Lately, we’ve done one big trip a year. I’d love to do more, but our work schedules don’t really allow for it. This year’s big trip was to Japan. In September, we headed over to one of the few places in East Asia I hadn’t yet been: Japan.
Jeff had been already; in fact, he lived there, studying abroad near Lake Biwa for a semester in college. We went with Jeff’s brother Kevin as well, who had lived in Japan for a year, teaching with the JET program.
We set a fast pace over our 16 days in the country. Here’s how we spent our time.
Days 1-4: Tokyo
We arrived in the afternoon on a Saturday and made our way to our Airbnb in Shinjuku. All of the Airbnbs we stayed at in Japan were self check-in, which was very convenient.
We were tired, so we basically had dinner and went to sleep. On Day 2, we activated our JR passes and walked around Harajuku and Shibuya, stopping at Meiji Shrine.
Day 3 was our visit to the Tsukiji Fish Market – we skipped the tuna auction and checked out the fruit and vegetable auction instead (not very tourist friendly). We ate at Daiwa Sushi then walked around in Ginza, had a nap, and walked around Shinjuku.
On Day 4, we had lunch at Nakajima, walked around Shinjuku National Gardens, checked out Senso-ji and Asakusa, and got on the night train to Okayama.
Day 5: Naoshima
On the morning of Day 5, we arrived in Okayama and transferred to Uno, then took a ferry to Naoshima, which is a small “art island.” We dropped off our luggage and grabbed bikes, which came with our guesthouse. We checked out the art houses in Honmura and looked at the outdoor sculptures at Tsutsujiso.
Day 6: Miyajima
The next morning, we took the ferry and then the train over to Hiroshima, put our luggage in lockers, and took a train and another ferry to Miyajima. It was rainy that day but we still enjoyed walking around, looking at Itsukushima Shrine, and watching the deer. In the afternoon we went back to Hiroshima and checked in, and had dinner with a friend who lived nearby.
Day 7: Himeji and Osaka
I woke up on Day 7 with an aching knee, which was unfortunate because the next day I was supposed to be going on a Cycle Osaka food tour which would include a lot of biking. I was able to cancel for a refund, thankfully. We went to Himeji as planned but I decided not to go up in the castle because it had a lot of steps. We could see it well walking around the base. We went on to Osaka, and spent an evening eating street food in Dotomburi.
Day 8: Osaka and Kyoto
In the morning, Kevin and Jeff went off to the bike/food tour, while I took the metro over to the Osaka Aquarium. It’s rather large and a good aquarium!

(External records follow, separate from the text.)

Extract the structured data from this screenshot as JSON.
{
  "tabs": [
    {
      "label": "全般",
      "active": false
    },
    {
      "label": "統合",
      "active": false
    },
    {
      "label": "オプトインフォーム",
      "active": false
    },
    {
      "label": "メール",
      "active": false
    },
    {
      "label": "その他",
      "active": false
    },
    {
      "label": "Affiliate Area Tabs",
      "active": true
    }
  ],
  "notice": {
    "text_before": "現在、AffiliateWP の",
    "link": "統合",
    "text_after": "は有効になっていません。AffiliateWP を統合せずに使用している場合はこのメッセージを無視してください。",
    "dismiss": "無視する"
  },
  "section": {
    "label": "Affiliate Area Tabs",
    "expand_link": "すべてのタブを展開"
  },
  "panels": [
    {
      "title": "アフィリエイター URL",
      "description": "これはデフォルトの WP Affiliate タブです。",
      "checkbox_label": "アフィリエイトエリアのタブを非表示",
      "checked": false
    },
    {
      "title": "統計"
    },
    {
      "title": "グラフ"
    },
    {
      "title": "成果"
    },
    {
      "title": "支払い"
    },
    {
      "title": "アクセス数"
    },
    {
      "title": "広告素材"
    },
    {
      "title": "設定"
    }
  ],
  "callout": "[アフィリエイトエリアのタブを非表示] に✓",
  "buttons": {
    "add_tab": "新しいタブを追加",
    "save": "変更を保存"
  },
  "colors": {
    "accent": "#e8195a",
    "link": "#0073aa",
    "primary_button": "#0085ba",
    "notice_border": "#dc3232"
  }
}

I was then supposed to meet the guys at our lockers, but had to wait for Kevin to find his lost backpack – don’t worry, he found it! Once we got to Kyoto, we checked out Arashiyama Bamboo Grove at dusk and had some ramen.
Days 9-11: Kyoto
The first full day in Kyoto, we took it easy and just went to Ginkakuji, the Kaleidoscope Museum, Nishiki Market, and a karaoke place. That doesn’t seem all that easy in retrospect, but it wasn’t actually much walking and we did it fairly slowly.
Day 10 was Kiyomizu-dera and our lunch at Kikunoi, a kaiseki restaurant with three Michelin stars. It was amazing and took four hours! We also did a bit of shopping.
On day 11, we walked around Fushimi Inari in the rain and relaxed at the zen gardens at Tofukuji.
Days 12-13: Kanazawa
In the morning, we got on the train to Kanazawa. We ate a late lunch at Ippudo Ramen upon arrival, and did the day’s last tour of the Ninja Temple.
The next day, we got an early start and walked around Kenroku-en, which is a beautiful garden. We had lunch at a French restaurant, walked around Higashi Chaya District, ate “unmelting” ice cream, and had sushi for dinner.
Days 14-16: Tokyo and Kamakura
On Day 14, we took the train back to Tokyo and did some shopping on Kappabashi Cooking Street.
The next day, we did a day trip to Kamakura to see a festival where there was horseback archery, and went to the ramen museum in Yokohama.
Our last full day was spent hanging out in Akihabara, visiting an owl café, and picking up our last souvenirs.
We flew out on the following day, and said goodbye to a wonderful country.
While we definitely traveled faster than we were used to, it was okay for a little over two weeks. I would have liked to spend more time in most places we went, and seen some other spots, but I think we really packed in a lot of great stuff.
If you’re traveling this fast in Japan, I definitely recommend a rail pass – it was certainly worth it for us, both budget-wise and for the convenience. Trains in Japan aren’t cheap, especially if you want to get there fast.
Have you been to Japan? Where did you go?